Protect consumers’ access to payment accounts

Banks restrict consumers’ access to payment accounts more than is necessary to manage money laundering risks. We want to see stricter requirements on banks to make assessments of consumers on an individual basis. Banks should also consider whether they can offer a more limited range of services instead of closing a customer’s account.

It is essential for consumers to have access to financial services in order to participate in society. Not having a payment account makes it difficult to make payments, receive deposits and, in some cases, for a consumer to keep their employment. It is therefore important that banks apply the anti-money laundering requirements in a way that ensures that consumer access to payment accounts is not unnecessarily restricted.

There is a risk that a bank's assessment as whether to offer a consumer an account is too broad, informed by characteristics of a group of customers rather than by the risks that the individual consumer poses. This approach can make it unnecessarily difficult, if not impossible, for certain consumers to get access to a payment account.

We support the Payment Inquiry's proposal to introduce a new legal requirement for banks to conduct a review of whether there is an alternative to account closure in some instances. This review should be mandatory in instances where the customer's circumstances or characteristics could lead the bank to determine that there is a heightened money laundering risk associated with the consumer's account. An example would be where a customer lacks standard identification documents. In such a situation, the bank should conduct a review of the customer's circumstances to determine whether they could offer an account with more limited services instead of closing the account.

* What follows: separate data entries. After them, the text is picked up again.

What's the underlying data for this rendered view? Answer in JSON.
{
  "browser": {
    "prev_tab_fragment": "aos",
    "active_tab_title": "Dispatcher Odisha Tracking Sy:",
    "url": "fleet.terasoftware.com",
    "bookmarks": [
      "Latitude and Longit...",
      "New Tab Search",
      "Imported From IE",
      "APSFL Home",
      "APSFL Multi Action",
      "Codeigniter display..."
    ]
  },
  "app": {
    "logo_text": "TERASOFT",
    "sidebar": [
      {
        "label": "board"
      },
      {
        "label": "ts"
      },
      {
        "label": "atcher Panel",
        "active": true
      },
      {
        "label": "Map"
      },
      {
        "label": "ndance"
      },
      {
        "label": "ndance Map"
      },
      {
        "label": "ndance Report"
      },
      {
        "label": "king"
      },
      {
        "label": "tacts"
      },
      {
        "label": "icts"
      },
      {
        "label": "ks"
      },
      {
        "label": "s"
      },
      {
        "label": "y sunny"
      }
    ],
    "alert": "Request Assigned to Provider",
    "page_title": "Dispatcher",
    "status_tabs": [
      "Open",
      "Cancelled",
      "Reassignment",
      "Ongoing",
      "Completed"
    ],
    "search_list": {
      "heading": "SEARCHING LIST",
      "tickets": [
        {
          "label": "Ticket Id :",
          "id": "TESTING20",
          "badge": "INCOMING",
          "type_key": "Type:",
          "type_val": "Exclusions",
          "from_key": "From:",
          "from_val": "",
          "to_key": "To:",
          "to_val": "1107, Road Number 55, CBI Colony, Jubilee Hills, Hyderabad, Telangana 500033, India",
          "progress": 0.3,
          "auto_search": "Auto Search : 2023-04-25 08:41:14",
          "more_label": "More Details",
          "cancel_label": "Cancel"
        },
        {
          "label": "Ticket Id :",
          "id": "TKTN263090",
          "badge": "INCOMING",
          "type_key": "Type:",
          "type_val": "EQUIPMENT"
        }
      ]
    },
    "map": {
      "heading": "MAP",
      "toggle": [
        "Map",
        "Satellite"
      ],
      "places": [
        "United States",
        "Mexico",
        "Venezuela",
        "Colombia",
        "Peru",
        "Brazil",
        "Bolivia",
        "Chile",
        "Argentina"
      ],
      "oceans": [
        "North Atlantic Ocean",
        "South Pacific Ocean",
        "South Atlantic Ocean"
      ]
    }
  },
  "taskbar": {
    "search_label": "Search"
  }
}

However, we are concerned that it is not only existing customers who may have their accounts closed unnecessarily. Consumers are often denied access to a payment account at the point of application. Banks should therefore also be legally required to make a similar review to determine potential alternative options for consumers who would otherwise have their account application denied. Any new legal requirements introduced should be written in such a way that they are compatible with existing anti-money laundering legislation.

"All consumers need access to a payment account in order to live and work in Sweden. It is essential that banks work to counteract money laundering, but consumers' right to a payment account should not be restricted unnecessarily. Imposing stricter requirements on banks to consider alternative solutions to account closure can reduce this risk," says Malin Alpen, Executive Director of Payments at Finansinspektionen.

We also agree with the Inquiry that the State should work to make Swedish digital payment infrastructure more resilient. We also call for greater clarification regarding co-operation and areas of responsibility when it comes to crisis management between government authorities, including between FI and Sveriges Riksbank, and support greater collaboration between authorities and government departments.